Sachiko Umoto’s work has really helped me a lot in the last few days to push through a number of drawings, and complete many of the illustrations of the Decans of the Zodiac. There are perhaps six or seven more illustrations in the Decans to do, and then I can get started on the Mansions of the Moon. I’m eager to do those; I’ve managed to do about half of them in one form or another, but I’d like to push myself and just ‘get ‘er done’, you know? This prototyping business is kind of wearing-down, after a while. This object has been sitting, partially finished, on my desk or near my desk for most of the summer, while I taught myself drawing skills. Something in one of the Sachiko Umoto books really spoke to me, though. She said, basically, that the quality of your drawings don’t really matter at the beginning. It’s important to try. Zach, who does the illustrations at the coffee house I go to in the mornings, said much the same thing. He started out by scribbling his drawings, knowing that somewhere in that ‘cloud’ of lines, was the ‘right line’ that made the drawing clear and visible. He needed to make the mistake of several different versions of that line in order to find the right one. Even now, after years of practice, he said that the correct line still eludes him.
From an artistic perspective, I still have a long way to go. Many of the drawings within this kavad are copies of someone else’s, or composites. It may not matter, though. I’ven oticed that some of the drawings ‘speak’ to me, through the eyes or through gesture. Others of the drawings are still dead — the image I’ve tried to create doesn’t speak to the spirit or the mindset of that time of year, and so the picture doesn’t wake up or speak to the audience yet.
From a magical perspective, if such a thing exists, some of the pictures are starting to wake up. The eyes carry expressiveness and meaning to me, and I’m starting to feel like I’m communicating with some of the figures. Very unusual. The image for Cancer 3 is most expressive; I already feel like I’ve bonded with that little guy on the back of the turtle. Maybe it’s because I’ve drawn him so much and in so many varied forms. I find myself wishing there was a scene like that for every one of the figures; frankly, they’d be easier to draw.
It’s clear that some of these images will have to be drawn, again and again and again, until the final form of them emerges. Ironically, some of my earliest drawings in this series are the most accurate, and closest to their final form. The ones I did later are the ones which are farthest from their final form. IT’s as though I began drawing them in the right frame of mind, and I’ve never been able to recapture that frame of mind again, ever since. More practice, of several kinds, is clearly needed. Elements of the drawings are waking up, though, and getting stronger.
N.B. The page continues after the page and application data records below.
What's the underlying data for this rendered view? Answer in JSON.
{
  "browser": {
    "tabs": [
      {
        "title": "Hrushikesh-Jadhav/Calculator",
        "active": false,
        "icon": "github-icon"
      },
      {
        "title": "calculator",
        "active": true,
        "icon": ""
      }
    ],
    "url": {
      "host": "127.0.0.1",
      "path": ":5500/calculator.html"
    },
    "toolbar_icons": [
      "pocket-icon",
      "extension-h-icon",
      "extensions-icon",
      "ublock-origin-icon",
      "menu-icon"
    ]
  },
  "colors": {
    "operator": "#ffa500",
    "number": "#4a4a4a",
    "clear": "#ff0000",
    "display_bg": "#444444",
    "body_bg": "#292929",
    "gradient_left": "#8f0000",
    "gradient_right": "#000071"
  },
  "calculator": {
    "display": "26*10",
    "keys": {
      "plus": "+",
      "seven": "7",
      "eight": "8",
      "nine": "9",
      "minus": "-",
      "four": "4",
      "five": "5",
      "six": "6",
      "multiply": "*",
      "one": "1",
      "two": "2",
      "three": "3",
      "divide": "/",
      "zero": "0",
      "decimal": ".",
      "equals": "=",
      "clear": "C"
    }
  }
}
There’s this sense that I’m looking at ‘real people’. My doing, or the work of my genius, in the sense of the Elizabeth Gilbert video — not entirely me, not entirely something or someone else? I don’t have a good answer to that.
A video of the kavad: